By Lisa Seachrist
WASHINGTON - Sen. Orrin Hatch (R-Utah) introduced legislation Thursday to ensure new medical technologies are made quickly available to Medicare beneficiaries and that those therapies are adequately reimbursed by the Health Care Financing Administration (HCFA).
The bill, titled "The Medicare Patient Access to Technology Act of 1999," or S.1626, seeks to cut some of the red tape currently involved with Medicare coverage of new medical devices, drugs and biologics as well as reform the agency's proposed Ambulatory Patient Classification (APC) system, a prospective payment system for outpatient services.
"Currently, Medicare beneficiaries have to wait months, many times years, for the most innovative treatments to be approved by Medicare," Hatch said. "And that just isn't fair to older Americans. So my bill changes this by requiring HCFA to speed up the way it approves new medical technologies for all Medicare patents."
Once a drug, biologic or medical device has cleared FDA, it faces a new hurdle - being covered by Medicare. That process requires HCFA to determine whether or not to cover the technology, develop a six-month market experience with the product, assign a procedure code to the product, and determine an appropriate payment level.
Hatch's bill, a companion to a House bill introduced in June by Rep. Jim Ramstad (R-Minn.), shortens the time to Medicare coverage by instituting an advisory committee that would recommend the coverage, coding and payment for a new product.
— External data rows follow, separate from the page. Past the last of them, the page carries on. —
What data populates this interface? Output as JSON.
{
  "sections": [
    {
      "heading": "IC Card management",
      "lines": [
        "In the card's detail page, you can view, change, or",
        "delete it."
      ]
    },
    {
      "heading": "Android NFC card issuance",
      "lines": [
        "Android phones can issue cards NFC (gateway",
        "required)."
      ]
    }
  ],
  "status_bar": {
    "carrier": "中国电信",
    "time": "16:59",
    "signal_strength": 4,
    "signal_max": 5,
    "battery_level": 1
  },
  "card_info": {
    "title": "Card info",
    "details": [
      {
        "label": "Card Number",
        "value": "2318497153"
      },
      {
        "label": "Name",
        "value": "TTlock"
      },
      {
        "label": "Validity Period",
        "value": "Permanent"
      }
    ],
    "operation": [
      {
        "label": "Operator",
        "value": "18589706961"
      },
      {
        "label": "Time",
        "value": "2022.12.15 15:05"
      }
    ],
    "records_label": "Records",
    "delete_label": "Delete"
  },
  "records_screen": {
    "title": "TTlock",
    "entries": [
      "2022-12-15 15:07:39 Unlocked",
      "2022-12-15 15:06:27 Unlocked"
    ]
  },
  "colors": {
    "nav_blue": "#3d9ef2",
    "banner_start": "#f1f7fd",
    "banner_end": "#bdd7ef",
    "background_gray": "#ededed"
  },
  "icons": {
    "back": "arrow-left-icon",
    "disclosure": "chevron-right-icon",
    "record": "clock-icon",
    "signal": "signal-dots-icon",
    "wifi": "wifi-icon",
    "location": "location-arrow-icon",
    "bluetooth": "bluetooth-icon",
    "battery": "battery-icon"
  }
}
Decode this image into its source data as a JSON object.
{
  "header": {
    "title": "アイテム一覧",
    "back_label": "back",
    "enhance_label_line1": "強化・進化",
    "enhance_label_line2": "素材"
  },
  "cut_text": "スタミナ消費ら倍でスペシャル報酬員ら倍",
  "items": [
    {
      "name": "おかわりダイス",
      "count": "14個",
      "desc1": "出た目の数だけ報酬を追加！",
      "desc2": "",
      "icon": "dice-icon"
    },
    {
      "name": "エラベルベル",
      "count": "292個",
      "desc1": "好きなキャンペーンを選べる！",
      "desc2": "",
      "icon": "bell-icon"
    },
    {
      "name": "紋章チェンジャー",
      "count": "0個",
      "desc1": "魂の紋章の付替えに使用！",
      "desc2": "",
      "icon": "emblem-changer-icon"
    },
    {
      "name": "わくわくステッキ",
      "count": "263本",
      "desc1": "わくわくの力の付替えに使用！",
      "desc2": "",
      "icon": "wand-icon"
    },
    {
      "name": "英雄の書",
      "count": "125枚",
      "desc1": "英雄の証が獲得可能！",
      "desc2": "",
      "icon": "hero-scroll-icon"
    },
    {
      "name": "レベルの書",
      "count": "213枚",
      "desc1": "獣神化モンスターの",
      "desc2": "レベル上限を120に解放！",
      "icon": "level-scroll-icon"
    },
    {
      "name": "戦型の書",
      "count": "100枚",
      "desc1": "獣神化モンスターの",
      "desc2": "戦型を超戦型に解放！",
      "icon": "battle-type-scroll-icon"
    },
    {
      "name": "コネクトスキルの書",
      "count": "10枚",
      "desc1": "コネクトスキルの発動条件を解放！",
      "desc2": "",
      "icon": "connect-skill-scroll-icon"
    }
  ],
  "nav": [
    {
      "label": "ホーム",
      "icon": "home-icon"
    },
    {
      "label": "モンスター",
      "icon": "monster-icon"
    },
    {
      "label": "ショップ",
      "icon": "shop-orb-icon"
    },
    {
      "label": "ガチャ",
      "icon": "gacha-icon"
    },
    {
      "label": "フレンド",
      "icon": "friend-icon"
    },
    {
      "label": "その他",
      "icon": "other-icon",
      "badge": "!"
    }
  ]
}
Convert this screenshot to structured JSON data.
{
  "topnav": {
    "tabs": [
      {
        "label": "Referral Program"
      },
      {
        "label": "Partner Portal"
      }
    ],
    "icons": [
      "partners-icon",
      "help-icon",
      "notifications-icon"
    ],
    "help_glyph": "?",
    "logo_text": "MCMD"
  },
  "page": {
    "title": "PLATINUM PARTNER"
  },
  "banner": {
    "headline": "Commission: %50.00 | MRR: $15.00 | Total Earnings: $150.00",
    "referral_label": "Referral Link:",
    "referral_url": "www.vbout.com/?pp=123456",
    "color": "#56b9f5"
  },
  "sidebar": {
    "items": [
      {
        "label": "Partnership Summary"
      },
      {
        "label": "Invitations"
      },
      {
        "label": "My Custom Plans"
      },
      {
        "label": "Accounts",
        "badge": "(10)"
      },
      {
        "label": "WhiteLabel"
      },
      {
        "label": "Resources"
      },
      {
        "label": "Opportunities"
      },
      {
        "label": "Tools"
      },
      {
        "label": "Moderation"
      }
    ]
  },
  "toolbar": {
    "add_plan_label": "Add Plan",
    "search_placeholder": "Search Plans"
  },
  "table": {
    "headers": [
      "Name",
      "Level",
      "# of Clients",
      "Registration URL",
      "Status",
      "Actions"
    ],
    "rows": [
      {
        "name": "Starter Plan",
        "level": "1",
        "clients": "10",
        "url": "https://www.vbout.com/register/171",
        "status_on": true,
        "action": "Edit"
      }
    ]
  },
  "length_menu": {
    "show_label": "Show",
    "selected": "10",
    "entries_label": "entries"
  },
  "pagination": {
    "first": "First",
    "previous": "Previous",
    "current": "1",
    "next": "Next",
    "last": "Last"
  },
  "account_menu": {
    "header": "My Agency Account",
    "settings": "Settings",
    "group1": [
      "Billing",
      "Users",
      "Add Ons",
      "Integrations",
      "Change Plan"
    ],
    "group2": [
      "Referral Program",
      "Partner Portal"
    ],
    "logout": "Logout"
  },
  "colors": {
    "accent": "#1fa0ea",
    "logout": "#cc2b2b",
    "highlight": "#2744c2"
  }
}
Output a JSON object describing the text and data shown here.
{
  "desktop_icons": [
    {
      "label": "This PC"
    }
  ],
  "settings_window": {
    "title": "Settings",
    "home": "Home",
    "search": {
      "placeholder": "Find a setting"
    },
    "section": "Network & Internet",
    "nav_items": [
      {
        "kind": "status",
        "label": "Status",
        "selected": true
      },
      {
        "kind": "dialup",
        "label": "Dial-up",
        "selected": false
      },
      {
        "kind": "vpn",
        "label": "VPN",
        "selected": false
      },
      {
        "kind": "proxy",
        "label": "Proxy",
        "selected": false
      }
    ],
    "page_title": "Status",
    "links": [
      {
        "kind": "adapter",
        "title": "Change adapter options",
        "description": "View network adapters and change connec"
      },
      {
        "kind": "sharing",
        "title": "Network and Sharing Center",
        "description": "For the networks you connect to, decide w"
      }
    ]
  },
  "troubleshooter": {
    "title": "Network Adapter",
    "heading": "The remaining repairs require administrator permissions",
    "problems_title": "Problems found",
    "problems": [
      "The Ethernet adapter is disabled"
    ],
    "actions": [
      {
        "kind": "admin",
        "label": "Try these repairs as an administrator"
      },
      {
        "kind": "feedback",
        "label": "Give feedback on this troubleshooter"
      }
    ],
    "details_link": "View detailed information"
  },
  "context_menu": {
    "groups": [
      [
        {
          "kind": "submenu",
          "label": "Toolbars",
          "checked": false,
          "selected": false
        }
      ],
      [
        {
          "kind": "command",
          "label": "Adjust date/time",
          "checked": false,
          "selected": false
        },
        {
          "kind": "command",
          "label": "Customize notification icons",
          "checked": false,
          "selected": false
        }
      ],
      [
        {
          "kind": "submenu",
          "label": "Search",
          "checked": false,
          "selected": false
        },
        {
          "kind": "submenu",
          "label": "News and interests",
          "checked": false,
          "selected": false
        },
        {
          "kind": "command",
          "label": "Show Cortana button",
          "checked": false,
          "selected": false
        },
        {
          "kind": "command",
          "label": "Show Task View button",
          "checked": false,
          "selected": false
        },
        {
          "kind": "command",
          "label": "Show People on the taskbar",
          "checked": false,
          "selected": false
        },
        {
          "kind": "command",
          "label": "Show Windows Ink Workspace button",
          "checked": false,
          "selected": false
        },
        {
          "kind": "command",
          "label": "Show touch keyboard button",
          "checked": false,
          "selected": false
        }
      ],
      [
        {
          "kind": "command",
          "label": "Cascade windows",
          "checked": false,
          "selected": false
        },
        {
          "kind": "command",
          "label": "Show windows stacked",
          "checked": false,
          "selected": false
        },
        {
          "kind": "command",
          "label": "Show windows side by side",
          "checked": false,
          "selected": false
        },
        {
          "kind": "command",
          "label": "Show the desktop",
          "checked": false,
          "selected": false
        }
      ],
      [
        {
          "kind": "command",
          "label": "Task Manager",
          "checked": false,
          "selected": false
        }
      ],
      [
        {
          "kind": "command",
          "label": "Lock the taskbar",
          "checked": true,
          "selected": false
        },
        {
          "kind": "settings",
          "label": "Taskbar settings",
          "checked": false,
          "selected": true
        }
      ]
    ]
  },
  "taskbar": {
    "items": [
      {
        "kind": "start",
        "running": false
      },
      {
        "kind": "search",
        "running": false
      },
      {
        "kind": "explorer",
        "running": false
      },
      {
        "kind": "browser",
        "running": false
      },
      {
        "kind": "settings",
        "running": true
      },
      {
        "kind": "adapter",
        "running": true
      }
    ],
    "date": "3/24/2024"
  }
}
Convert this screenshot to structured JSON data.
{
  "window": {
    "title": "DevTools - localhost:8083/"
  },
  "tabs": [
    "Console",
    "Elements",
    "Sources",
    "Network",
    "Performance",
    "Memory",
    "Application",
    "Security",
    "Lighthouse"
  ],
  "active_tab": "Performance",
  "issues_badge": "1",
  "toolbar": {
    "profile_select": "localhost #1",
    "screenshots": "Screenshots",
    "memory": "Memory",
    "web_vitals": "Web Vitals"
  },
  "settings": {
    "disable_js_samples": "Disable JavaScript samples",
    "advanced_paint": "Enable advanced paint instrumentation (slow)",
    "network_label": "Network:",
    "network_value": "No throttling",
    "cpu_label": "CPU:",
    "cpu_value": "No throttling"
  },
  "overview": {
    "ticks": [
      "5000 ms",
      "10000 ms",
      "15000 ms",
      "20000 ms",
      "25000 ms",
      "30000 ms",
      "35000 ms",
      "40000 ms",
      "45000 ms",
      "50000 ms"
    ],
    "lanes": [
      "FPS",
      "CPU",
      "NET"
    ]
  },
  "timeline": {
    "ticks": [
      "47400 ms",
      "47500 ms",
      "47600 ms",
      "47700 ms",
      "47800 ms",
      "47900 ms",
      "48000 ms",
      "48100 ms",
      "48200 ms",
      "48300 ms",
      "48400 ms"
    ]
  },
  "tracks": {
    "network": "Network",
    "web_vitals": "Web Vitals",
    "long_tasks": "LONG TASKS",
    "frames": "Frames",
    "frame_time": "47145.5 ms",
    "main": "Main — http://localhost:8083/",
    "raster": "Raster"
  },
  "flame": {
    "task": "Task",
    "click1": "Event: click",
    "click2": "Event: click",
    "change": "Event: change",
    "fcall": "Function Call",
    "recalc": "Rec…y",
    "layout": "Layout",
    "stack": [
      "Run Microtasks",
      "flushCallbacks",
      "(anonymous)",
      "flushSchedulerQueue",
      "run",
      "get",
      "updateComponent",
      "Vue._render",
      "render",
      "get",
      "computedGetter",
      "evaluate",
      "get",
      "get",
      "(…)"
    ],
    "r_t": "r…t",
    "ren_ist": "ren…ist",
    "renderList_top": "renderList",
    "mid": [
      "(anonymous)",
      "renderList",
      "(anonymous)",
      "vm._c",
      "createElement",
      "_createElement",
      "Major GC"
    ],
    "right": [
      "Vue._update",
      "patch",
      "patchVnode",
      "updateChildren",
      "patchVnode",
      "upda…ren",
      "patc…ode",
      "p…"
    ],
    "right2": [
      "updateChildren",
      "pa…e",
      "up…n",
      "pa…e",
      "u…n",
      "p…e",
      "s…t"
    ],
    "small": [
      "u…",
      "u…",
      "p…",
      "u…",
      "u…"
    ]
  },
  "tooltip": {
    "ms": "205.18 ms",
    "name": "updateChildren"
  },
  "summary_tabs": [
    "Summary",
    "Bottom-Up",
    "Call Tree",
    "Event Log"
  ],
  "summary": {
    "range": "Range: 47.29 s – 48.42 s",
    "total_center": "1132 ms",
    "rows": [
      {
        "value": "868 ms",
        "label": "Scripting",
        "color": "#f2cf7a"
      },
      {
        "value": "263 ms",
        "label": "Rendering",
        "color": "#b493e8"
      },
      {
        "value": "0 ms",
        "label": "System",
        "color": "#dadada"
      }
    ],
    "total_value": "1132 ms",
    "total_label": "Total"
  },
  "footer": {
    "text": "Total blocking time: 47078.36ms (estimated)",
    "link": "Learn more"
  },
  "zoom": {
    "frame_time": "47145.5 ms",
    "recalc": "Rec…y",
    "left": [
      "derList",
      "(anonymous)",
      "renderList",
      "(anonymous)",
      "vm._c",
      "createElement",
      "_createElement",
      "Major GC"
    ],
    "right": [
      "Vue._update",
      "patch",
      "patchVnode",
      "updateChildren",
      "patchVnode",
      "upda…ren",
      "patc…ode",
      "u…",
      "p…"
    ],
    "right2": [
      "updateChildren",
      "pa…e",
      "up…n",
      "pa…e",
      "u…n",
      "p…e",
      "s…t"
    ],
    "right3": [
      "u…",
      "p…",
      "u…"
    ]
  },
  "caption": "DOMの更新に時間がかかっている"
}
It also calls for more frequent updates of the coding system and the use of external data in making these decisions.
For the APC system, which was legislated by the passage of the Balanced Budget Act in 1997, one of the biggest criticisms is the reliance on old and inaccurate data for determining reimbursement levels for drugs and biologics. The bill also seeks to reform this system to ensure proper coding and reimbursement for these products in the outpatient setting. (See BioWorld Today, Sept. 16, 1999, p. 1.)
"While FDA reforms have made the approval process more efficient and transparent, Congress now needs to make the same sun shine on HCFA," Ramstad said.
The reforms included in the two proposals are by no means comprehensive. Nevertheless, Hatch sees the bill as a reasonable first step to large-scale Medicare reform.
"The real question is whether there will be a Medicare package this year," Hatch said. "As for these measures, I don't think even the people at HCFA oppose them."
Hatch has the support of five other senators including Senate Assistant Majority Leader Don Nickles (R-Okla.) and Sen. John Breaux (D-La.), who co-chaired the ill-fated Bipartisan Commission on Medicare Reform. Both the Pharmaceutical Research and Manufacturers of America (PhRMA) and the Biotechnology Industry Organization (BIO) support the bill.
"This is a bill that is very aptly named - it does exactly what it says it does," said Carl Feldbaum, president of BIO. "It's not a comprehensive reform of HCFA, but it does no harm at all. Even in this highly partisan environment, this bill has a chance."
Hatch vowed even if Congress failed to enact comprehensive Medicare reform this year, it would take up the measure and complete the job next year. However, with a presidential election coming up next year, Medicare reform may have to wait for the 107th Congress.